While oil prices have been on the slide, gold has glittered. In fact, gold is now trading at its highest level since December 2012, helped by coronavirus fears impacting economic activity and risk assets like stocks (see Gold accelerates gains in 2020 chart). The safe haven bid for gold has helped push prices up near $1,650 per ounce.
A recent report from Hightower notes that, despite the momentum behind gold, there are reasons to be cautious. "One complicating factor could be if traders need to liquidate gold positions to cover margin calls from a selloff in equities."
Hightower also highlights the most recent Commitment of Traders (COT) report showing managed money traders were net sellers of 16,296 contracts of gold for the week ending March 3, reducing their net long positions to 268,676. "This could be a problem for the bulls. But the virus problem may not have peaked, and this may keep safe haven interest simmering," according to Hightower. The COT report can be a helpful look into the trading activity of metal buyers and sellers to help you monitor the metals market.
Fellow precious metal silver has not fared as well as gold in recent months, but there may be reason to be bullish. "With the gold/silver ratio approaching its peak from 1990, we might expect silver to be in a better position to rally off of ideas that it is a cheaper safe haven option," Hightower notes. "However, it may take an improvement in the economic outlook for this to happen, as the fundamental demand for silver is tied to the economy."
Agriculture fades into the background, but still important
Oil (and precious metals to a lesser extent) have dominated the headlines recently.

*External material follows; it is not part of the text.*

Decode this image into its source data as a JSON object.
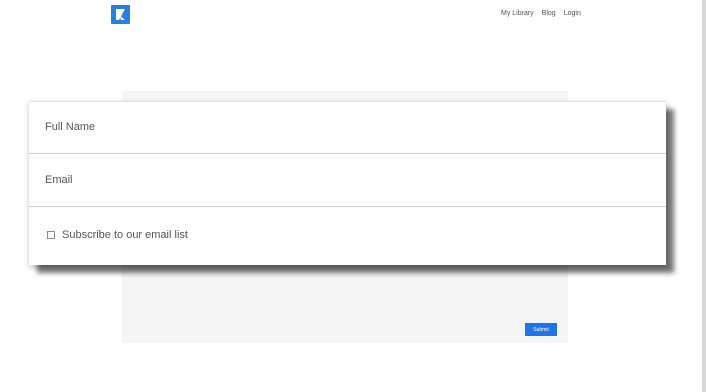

Before the coronavirus outbreak infected market sentiment, trade wars dominated headlines, and agriculture commodities such as soybeans, corn, and wheat were in focus.
In particular, as US and China sparred over tariffs, soybeans were among the goods caught in the crosshairs. Since soybean prices peaked in August 2016 and then plunged to a multiyear low in September 2018, they have gradually firmed. According to Hightower, there are reasons to be cautious now. "Meal and soybean oil export sales have been very impressive recently, but soybean sales, especially to China, have been very slow from the US. Sellers are motivated in South America and supplies are at a record high so it is difficult to see reasons for speculative buyers to get active short term."